Retaliation Regulations. The SEC has not yet issued proposed regulations regarding the anti-retaliation provisions of the Act.
Internal Compliance. The SEC’s proposed rules do not require a potential whistleblower to use a company’s internal reporting or reporting procedures before going to the SEC. The SEC, however, recognizing the importance of internal programs, proposed steps to encourage employees to report potential violations internally first. These proposed rules include giving a whistleblower credit for using the company’s internal processes when determining her award and considering any information submitted to the SEC “voluntarily” even if the whistleblower was questioned by her employer’s counsel, audit or compliance staff.

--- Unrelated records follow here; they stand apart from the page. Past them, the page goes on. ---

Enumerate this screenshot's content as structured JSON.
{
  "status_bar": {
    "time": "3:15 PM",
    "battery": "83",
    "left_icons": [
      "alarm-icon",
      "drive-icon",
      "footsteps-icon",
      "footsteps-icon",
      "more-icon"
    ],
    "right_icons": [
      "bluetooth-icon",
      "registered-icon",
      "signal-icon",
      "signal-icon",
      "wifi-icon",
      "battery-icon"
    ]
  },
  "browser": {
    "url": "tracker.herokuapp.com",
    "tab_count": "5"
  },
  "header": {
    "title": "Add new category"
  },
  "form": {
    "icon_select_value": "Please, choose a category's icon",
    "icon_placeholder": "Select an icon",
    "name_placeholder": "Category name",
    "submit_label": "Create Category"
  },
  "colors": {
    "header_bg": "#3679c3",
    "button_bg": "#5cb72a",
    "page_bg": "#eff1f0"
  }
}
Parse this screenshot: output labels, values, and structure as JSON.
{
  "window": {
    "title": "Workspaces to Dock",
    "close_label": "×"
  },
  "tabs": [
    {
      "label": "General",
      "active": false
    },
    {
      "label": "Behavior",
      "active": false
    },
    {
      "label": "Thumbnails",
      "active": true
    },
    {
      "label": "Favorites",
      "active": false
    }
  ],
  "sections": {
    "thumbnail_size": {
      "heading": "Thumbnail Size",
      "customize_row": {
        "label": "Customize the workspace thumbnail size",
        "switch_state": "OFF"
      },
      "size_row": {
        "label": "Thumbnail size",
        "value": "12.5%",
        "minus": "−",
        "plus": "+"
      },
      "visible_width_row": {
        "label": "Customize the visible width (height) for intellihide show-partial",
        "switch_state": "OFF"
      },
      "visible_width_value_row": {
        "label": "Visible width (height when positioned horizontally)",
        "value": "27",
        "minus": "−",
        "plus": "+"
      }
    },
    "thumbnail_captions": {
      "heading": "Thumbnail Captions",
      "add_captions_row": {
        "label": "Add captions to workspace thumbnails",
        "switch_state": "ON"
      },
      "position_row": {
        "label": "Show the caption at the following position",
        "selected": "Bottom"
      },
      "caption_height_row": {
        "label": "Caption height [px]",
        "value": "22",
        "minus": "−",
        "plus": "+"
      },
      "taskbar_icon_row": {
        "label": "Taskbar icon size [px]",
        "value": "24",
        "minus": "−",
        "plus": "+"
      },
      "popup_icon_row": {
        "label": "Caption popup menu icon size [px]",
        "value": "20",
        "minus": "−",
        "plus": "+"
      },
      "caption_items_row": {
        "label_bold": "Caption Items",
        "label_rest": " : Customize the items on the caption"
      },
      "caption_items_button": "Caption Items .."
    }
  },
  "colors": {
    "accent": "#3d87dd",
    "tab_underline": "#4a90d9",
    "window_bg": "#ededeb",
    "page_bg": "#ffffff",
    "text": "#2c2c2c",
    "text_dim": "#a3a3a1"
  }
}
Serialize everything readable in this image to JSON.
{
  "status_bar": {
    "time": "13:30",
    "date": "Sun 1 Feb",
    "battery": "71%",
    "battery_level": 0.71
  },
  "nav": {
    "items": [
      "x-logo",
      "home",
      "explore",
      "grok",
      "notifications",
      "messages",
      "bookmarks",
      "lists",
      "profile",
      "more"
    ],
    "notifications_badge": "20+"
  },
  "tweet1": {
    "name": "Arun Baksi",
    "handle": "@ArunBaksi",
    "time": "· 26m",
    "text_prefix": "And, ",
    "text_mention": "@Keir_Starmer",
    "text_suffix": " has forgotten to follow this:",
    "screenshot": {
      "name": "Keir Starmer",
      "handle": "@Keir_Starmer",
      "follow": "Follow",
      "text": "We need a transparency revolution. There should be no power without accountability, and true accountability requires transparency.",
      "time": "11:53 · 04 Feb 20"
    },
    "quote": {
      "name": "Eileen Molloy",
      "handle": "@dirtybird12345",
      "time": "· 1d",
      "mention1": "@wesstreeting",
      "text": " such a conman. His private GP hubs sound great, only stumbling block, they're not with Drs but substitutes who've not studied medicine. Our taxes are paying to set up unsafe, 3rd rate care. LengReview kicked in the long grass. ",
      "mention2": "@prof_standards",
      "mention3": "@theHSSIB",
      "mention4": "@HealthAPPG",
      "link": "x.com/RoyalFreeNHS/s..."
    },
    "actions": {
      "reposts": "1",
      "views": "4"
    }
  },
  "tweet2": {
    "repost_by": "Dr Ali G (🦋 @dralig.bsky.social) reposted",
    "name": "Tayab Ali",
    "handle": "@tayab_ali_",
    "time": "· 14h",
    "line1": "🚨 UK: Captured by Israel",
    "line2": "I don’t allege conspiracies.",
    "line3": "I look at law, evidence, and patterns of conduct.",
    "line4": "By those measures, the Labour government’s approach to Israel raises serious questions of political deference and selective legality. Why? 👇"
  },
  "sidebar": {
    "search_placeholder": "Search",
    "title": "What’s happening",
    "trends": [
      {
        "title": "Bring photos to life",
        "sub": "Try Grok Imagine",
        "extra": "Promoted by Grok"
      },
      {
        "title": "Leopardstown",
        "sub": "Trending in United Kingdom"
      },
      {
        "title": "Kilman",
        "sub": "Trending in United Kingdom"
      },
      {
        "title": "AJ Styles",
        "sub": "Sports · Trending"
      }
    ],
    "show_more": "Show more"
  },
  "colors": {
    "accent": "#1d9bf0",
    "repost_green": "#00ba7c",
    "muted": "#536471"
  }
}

Regardless of the outcome of the SEC rulemaking, Section 21F will have significant effects on companies’ internal compliance and human resources procedures. Specifically, companies’ internal policies and procedures could come under detailed review as a result of a whistleblower complaint. Companies should review their current internal policies and procedures to ensure that they are designed to encourage employee reporting and to appropriately handle any reported violations. Companies should also carefully review these policies and procedures to ensure that they have anti-retaliation policies in place.
Please contact Tom Connolly, Patrick O’Donnell or Amy Richardson at Wiltshire & Grannis LLP for additional information or to discuss specific concerns.